When it comes to the way your team members relate to each other, there's such a thing as too much trust.

It's true. If your team trusts each other unconditionally, mistakes and other issues can slip by unnoticed. On the other hand, according to an article by Walter Frick in Harvard Business Review, distrust can encourage teams to do better work.

The surprising finding comes from a study published in the journal Group Decision and Negotiation. Paul Benjamin Lowry, a professor at City University of Hong Kong and one of the study's authors, defines distrust in the HBR article as "an awareness of potential loss." 

To see how this concept of distrust affects teams, the researchers set up teams to work on projects together online. Some teams were given routine work while others were assigned more complex and unfamiliar problems. Right before starting, some teams got a prompt that one of their team members had been secretly assigned to sabotage the group and get the wrong answer. The prompt was meant to sow distrust.

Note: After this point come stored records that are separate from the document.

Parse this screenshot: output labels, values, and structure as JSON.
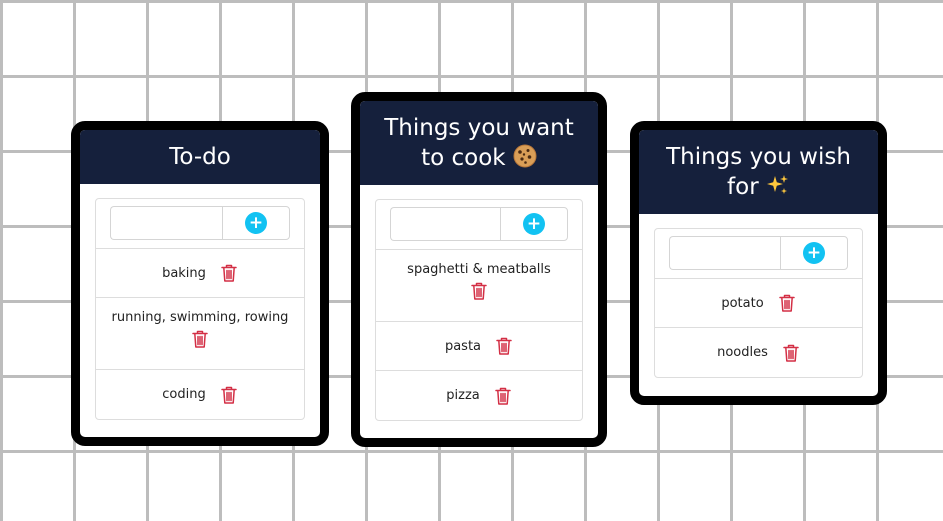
{
  "lists": [
    {
      "title": "To-do",
      "emoji": "",
      "input_value": "",
      "items": [
        "baking",
        "running, swimming, rowing",
        "coding"
      ]
    },
    {
      "title": "Things you want to cook",
      "emoji": "cookie",
      "input_value": "",
      "items": [
        "spaghetti & meatballs",
        "pasta",
        "pizza"
      ]
    },
    {
      "title": "Things you wish for",
      "emoji": "sparkles",
      "input_value": "",
      "items": [
        "potato",
        "noodles"
      ]
    }
  ],
  "icons": {
    "add": "plus-circle-icon",
    "delete": "trash-icon",
    "cookie": "cookie-icon",
    "sparkles": "sparkles-icon"
  },
  "colors": {
    "header_bg": "#15203c",
    "card_border": "#000000",
    "add_accent": "#12c2f2",
    "delete_red": "#d32f45",
    "grid_line": "#bdbdbd"
  }
}
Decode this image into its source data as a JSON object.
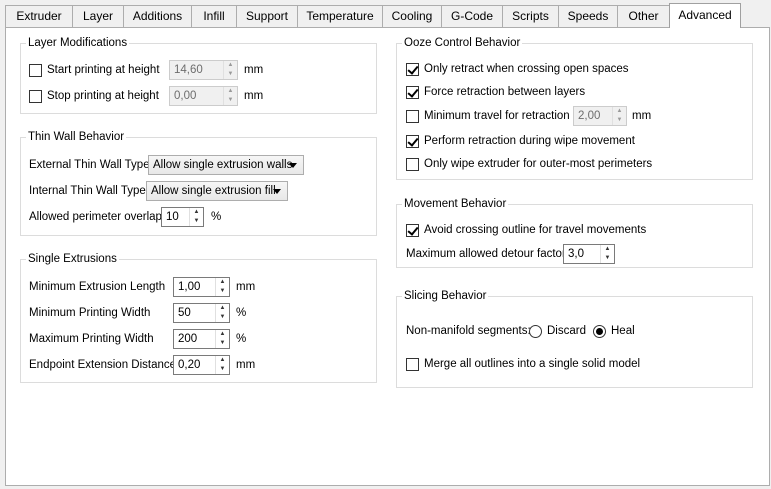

The message had no effect on the groups that completed routine work. But the groups doing the more complex work had a different result--they actually performed better.

"Distrust creates an increased awareness and need to question, which is manifested through a reduced willingness to rely on the responses of others, and an increased need to check their work," the researchers wrote in the study.

The researchers say distrust helped spur critical thinking. Instead of accepting things at face value, people who distrust something or someone will examine the facts with a new, clearer perspective.

Of course, that doesn't mean you should start making elaborate plans to sow distrust among your employees. Instead, the researchers say, you should make simple moves to change things up and keep people on their toes--for example, reorganize a team of veteran employees with new ones or switch employees' regular roles.

"These interventions could foster some distrust, thereby sparking critical thinking, but without fostering harmful tension between any two individual group members," Frick writes.